Exercise materials =>
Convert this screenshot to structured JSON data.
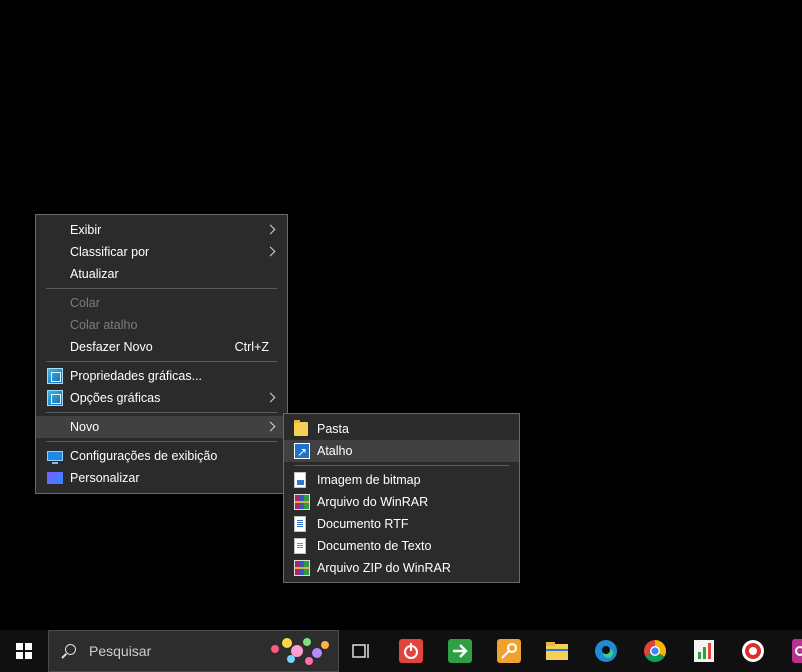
{
  "context_menu": {
    "items": [
      {
        "label": "Exibir",
        "submenu": true
      },
      {
        "label": "Classificar por",
        "submenu": true
      },
      {
        "label": "Atualizar"
      },
      {
        "label": "Colar",
        "disabled": true
      },
      {
        "label": "Colar atalho",
        "disabled": true
      },
      {
        "label": "Desfazer Novo",
        "shortcut": "Ctrl+Z"
      },
      {
        "label": "Propriedades gráficas...",
        "icon": "graphics-properties-icon"
      },
      {
        "label": "Opções gráficas",
        "icon": "graphics-options-icon",
        "submenu": true
      },
      {
        "label": "Novo",
        "submenu": true,
        "highlighted": true
      },
      {
        "label": "Configurações de exibição",
        "icon": "display-settings-icon"
      },
      {
        "label": "Personalizar",
        "icon": "personalize-icon"
      }
    ]
  },
  "new_submenu": {
    "items": [
      {
        "label": "Pasta",
        "icon": "folder-icon"
      },
      {
        "label": "Atalho",
        "icon": "shortcut-icon",
        "highlighted": true
      },
      {
        "label": "Imagem de bitmap",
        "icon": "bitmap-image-icon"
      },
      {
        "label": "Arquivo do WinRAR",
        "icon": "winrar-archive-icon"
      },
      {
        "label": "Documento RTF",
        "icon": "rtf-document-icon"
      },
      {
        "label": "Documento de Texto",
        "icon": "text-document-icon"
      },
      {
        "label": "Arquivo ZIP do WinRAR",
        "icon": "winrar-zip-icon"
      }
    ]
  },
  "taskbar": {
    "search_placeholder": "Pesquisar",
    "apps": [
      "task-view-icon",
      "red-power-app-icon",
      "green-arrow-app-icon",
      "key-app-icon",
      "file-explorer-icon",
      "edge-browser-icon",
      "chrome-browser-icon",
      "chart-app-icon",
      "red-record-app-icon",
      "purple-app-icon"
    ]
  },
  "colors": {
    "desktop": "#000000",
    "menu_background": "#2b2b2b",
    "menu_highlight": "#414141",
    "disabled_text": "#7c7c7c"
  }
}
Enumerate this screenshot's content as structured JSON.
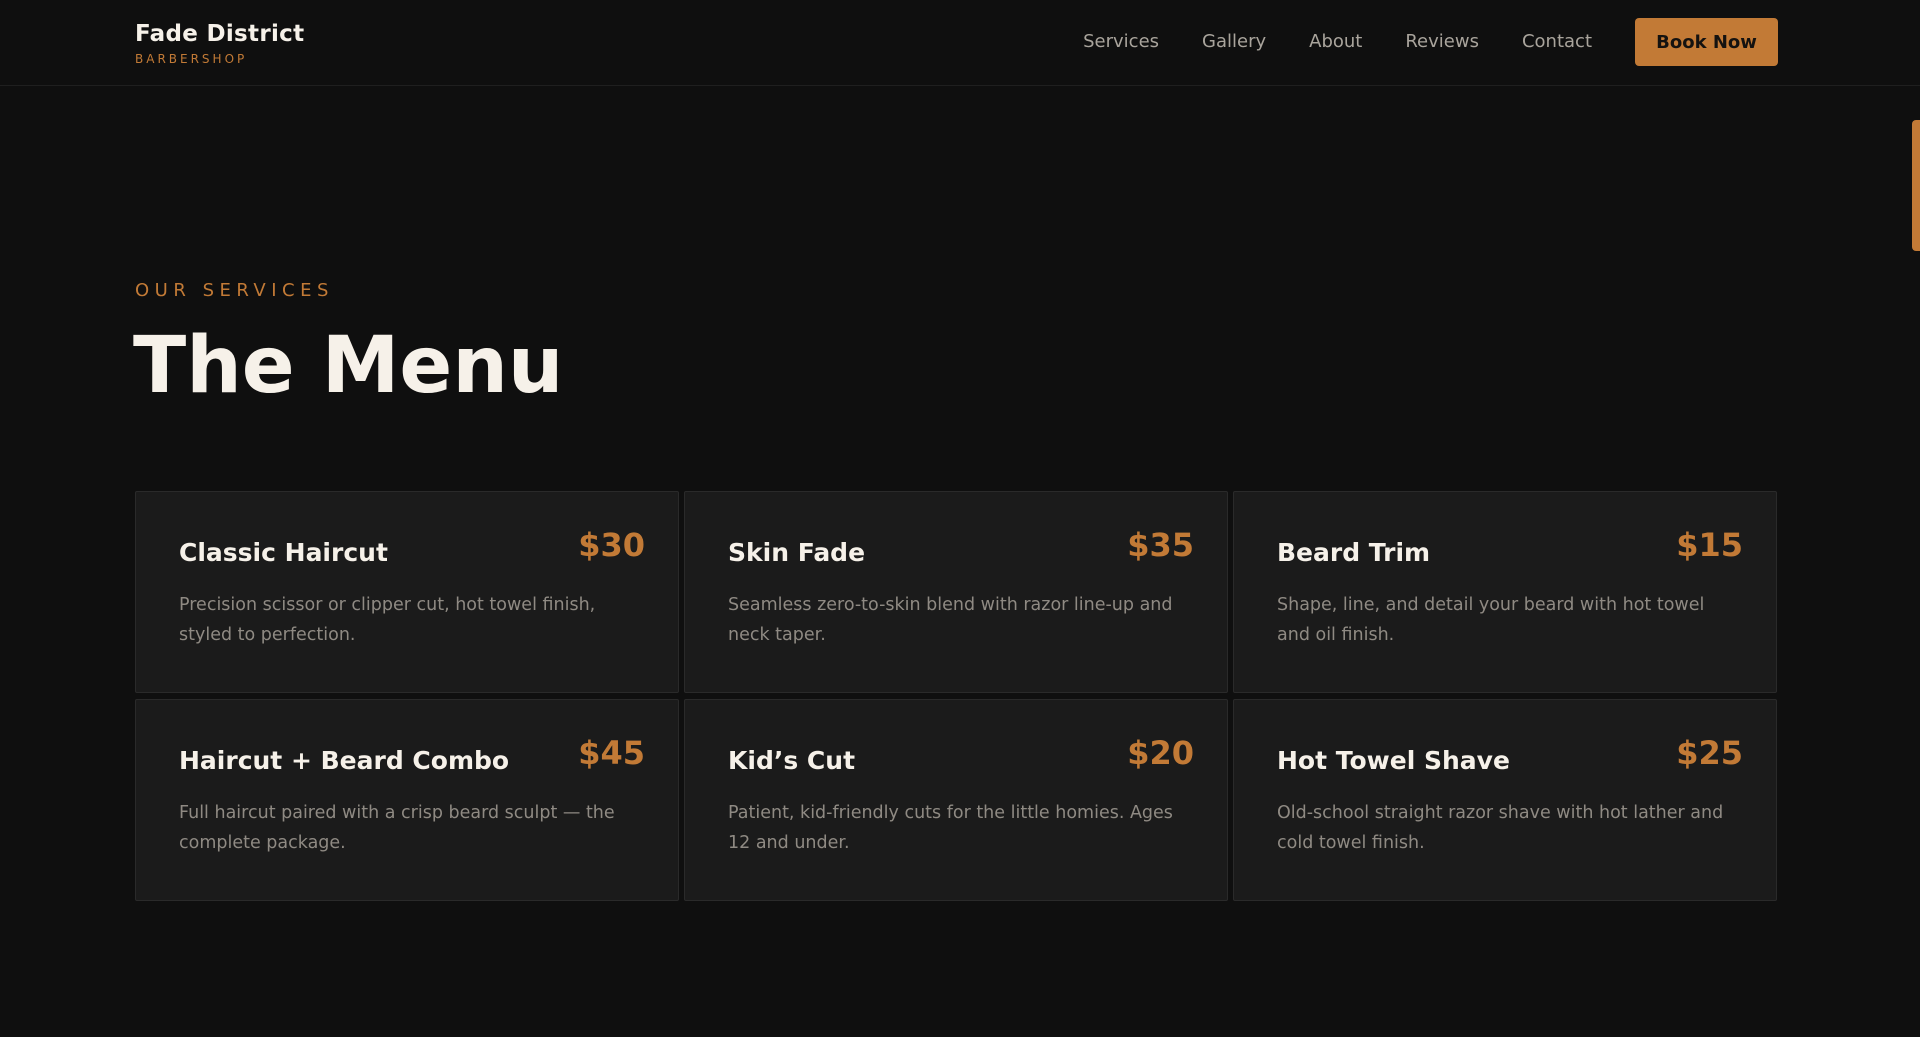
{
  "header": {
    "brand_name": "Fade District",
    "brand_sub": "BARBERSHOP",
    "nav": [
      "Services",
      "Gallery",
      "About",
      "Reviews",
      "Contact"
    ],
    "cta": "Book Now"
  },
  "section": {
    "eyebrow": "OUR SERVICES",
    "title": "The Menu"
  },
  "services": [
    {
      "name": "Classic Haircut",
      "price": "$30",
      "desc": "Precision scissor or clipper cut, hot towel finish, styled to perfection."
    },
    {
      "name": "Skin Fade",
      "price": "$35",
      "desc": "Seamless zero-to-skin blend with razor line-up and neck taper."
    },
    {
      "name": "Beard Trim",
      "price": "$15",
      "desc": "Shape, line, and detail your beard with hot towel and oil finish."
    },
    {
      "name": "Haircut + Beard Combo",
      "price": "$45",
      "desc": "Full haircut paired with a crisp beard sculpt — the complete package."
    },
    {
      "name": "Kid’s Cut",
      "price": "$20",
      "desc": "Patient, kid-friendly cuts for the little homies. Ages 12 and under."
    },
    {
      "name": "Hot Towel Shave",
      "price": "$25",
      "desc": "Old-school straight razor shave with hot lather and cold towel finish."
    }
  ],
  "colors": {
    "accent": "#c27a36",
    "background": "#0f0f0f",
    "card": "#1b1b1b"
  }
}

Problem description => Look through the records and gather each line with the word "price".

Result =>
      "price": "$30",
      "price": "$35",
      "price": "$15",
      "price": "$45",
      "price": "$20",
      "price": "$25",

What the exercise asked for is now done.